After much controversy, Avesco (Australian V Eight Supercars Company), promoters of the V8 Supercar Championship have dropped the unpopular pre-qualifying rules. Team Owners and representatives of AVESCO metat an extraordinary meeting on the...
After much controversy, Avesco (Australian V Eight Supercars Company), promoters of the V8 Supercar Championship have dropped the unpopular pre-qualifying rules.
Team Owners and representatives of AVESCO metat an extraordinary meeting on the Gold Coast to thrash out the difficulties facing the series with the introduction of pre-qualifying. Owners and AVESCO made arrangements by agreement to drop the pre-qualifying immediately, leaving Round 4 open to all teams that had entered for the series.
Pre-qualifying was introduced at the beginning of the series due to oversubscribed grids and lack of pit facilities at some Australian circuits. The grid was restricted to 32 places on some tracks that did not have more than 32 pit garages to cope with the large fields.
The rules called for those teams that did not finish in the top 25 of the last round to pre-qualify for the last 7 spots on the grid. Unfortunately for some teams, that meant their weekend was over before it started. This created some ill feeling amongst the smaller teams, who have generally struggled financially, when their sponsors were unable to get exposure that they had already paid for.
The situation came to a head after round 3 at Eastern creek raceway in Sydney which left two of the major teams drivers on the sidelines due to pre-qualifying incidents which ruined their hot laps.
The meeting on the Gold Coast resolved to increase the grid sizes to 36 spots on those tracks that allow, restrict three car teams to two cars and the voluntary withdrawal of drivers from the Western Australian round. The pits at some tracks have also been re-arranged to combine pit boxes for some two car teams and shared facilities for one car teams.
Larry Perkins, six times Bathurst 1000 winner and team owner for the Castrol Perkins Holden Team, voluntarily withdrew himself from the Western Australian round to allow for maximum numbers on the track. Perkins, a vocal opponent to pre-qualifying said that due to his team having three cars he believed that it would benefit the series. He also stated that because his other two drivers, Steven Richards and Russell Ingall, were sprint racers and he was mainly the endurance driver, little would be lost from that one round for his team.

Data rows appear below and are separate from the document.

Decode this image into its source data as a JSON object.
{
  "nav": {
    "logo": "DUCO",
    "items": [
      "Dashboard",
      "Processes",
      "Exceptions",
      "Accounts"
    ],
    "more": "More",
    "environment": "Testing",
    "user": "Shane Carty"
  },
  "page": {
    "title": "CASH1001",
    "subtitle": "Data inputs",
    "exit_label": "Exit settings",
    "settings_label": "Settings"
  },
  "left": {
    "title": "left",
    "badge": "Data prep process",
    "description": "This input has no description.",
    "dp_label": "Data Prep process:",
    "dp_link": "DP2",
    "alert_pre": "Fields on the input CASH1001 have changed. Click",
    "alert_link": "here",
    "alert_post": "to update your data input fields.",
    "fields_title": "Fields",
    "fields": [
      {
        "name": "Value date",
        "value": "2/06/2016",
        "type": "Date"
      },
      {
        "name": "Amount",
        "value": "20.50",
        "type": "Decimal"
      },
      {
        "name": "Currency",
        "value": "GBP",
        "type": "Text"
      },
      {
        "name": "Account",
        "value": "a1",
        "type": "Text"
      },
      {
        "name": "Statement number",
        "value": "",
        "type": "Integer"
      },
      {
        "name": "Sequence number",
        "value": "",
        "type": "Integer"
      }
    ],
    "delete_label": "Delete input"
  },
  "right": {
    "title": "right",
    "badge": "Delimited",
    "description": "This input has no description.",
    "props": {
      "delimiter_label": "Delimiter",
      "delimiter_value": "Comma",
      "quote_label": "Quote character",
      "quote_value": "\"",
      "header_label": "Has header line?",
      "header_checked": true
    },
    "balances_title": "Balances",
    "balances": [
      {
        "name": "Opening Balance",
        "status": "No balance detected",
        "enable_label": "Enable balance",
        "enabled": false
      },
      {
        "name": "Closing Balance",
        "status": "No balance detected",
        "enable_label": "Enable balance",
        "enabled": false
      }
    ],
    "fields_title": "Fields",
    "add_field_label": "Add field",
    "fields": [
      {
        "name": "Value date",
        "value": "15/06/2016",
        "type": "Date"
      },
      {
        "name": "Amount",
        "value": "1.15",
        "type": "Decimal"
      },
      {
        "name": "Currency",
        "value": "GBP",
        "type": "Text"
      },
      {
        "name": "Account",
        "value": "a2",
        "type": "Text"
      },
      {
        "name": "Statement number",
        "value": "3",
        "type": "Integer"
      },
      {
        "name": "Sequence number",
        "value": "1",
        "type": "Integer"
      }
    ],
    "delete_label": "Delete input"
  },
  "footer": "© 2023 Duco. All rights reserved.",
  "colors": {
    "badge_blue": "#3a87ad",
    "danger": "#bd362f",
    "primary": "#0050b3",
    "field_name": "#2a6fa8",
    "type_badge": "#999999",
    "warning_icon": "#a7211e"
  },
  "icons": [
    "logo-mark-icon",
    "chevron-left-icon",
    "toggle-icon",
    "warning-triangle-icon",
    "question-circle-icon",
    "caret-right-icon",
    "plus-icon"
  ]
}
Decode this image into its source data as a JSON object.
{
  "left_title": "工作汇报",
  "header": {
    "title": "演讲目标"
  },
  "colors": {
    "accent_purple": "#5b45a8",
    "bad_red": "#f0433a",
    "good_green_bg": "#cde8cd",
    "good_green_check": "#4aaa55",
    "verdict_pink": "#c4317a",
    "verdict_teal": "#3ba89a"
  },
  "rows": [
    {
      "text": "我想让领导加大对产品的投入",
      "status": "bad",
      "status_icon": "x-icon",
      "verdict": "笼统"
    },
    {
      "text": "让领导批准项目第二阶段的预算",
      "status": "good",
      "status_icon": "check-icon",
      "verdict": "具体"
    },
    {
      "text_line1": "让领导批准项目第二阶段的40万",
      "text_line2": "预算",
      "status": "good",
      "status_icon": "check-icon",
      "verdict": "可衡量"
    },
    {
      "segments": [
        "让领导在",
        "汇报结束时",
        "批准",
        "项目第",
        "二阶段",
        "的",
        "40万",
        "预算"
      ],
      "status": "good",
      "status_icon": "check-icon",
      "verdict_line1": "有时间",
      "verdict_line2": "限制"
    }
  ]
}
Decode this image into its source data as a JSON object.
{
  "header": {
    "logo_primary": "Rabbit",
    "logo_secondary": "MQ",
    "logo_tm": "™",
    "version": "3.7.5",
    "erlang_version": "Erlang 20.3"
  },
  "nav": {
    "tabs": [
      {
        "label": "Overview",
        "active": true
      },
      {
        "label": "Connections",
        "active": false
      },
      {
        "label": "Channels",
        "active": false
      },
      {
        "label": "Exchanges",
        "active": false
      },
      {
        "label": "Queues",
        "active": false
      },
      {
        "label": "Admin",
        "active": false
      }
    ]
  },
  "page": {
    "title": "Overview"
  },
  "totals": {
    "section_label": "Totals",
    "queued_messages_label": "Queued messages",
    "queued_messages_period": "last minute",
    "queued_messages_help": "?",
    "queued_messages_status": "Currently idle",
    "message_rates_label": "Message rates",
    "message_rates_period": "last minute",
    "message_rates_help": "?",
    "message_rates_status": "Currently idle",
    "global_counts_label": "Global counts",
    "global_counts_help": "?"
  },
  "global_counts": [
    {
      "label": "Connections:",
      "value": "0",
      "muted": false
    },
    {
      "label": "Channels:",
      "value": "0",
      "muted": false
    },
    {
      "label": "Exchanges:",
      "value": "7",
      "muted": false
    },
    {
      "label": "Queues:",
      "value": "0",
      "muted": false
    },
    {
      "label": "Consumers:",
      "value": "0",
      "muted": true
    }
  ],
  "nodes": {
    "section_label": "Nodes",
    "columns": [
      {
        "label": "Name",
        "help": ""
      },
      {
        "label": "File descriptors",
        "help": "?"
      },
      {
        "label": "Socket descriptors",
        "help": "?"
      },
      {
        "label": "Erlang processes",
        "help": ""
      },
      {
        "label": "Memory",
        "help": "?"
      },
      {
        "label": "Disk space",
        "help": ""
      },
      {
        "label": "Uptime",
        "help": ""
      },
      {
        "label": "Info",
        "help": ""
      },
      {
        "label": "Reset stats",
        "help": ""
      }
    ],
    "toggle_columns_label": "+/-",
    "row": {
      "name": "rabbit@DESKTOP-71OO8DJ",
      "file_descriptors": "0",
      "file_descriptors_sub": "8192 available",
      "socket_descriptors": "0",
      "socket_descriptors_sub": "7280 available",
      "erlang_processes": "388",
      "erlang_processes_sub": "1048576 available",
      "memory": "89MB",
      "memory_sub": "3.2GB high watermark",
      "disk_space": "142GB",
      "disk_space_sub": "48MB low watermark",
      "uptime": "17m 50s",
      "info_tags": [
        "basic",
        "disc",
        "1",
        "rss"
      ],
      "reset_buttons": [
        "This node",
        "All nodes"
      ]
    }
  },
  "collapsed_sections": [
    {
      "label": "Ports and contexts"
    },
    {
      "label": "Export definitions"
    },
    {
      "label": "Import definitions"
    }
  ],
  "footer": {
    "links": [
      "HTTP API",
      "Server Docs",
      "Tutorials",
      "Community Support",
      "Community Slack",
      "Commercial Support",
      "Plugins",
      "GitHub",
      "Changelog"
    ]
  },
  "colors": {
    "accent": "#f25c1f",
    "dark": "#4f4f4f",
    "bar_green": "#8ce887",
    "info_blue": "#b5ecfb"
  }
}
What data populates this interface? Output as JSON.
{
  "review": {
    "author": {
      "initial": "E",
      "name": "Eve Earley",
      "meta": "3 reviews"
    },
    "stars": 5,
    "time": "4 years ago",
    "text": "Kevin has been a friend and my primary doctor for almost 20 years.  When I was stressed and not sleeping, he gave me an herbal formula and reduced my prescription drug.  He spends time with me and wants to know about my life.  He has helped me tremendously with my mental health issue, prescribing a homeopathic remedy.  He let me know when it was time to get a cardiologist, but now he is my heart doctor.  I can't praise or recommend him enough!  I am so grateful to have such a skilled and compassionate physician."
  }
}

What remains to be seen is whether the system will continue as smoothly as it was created by the owners.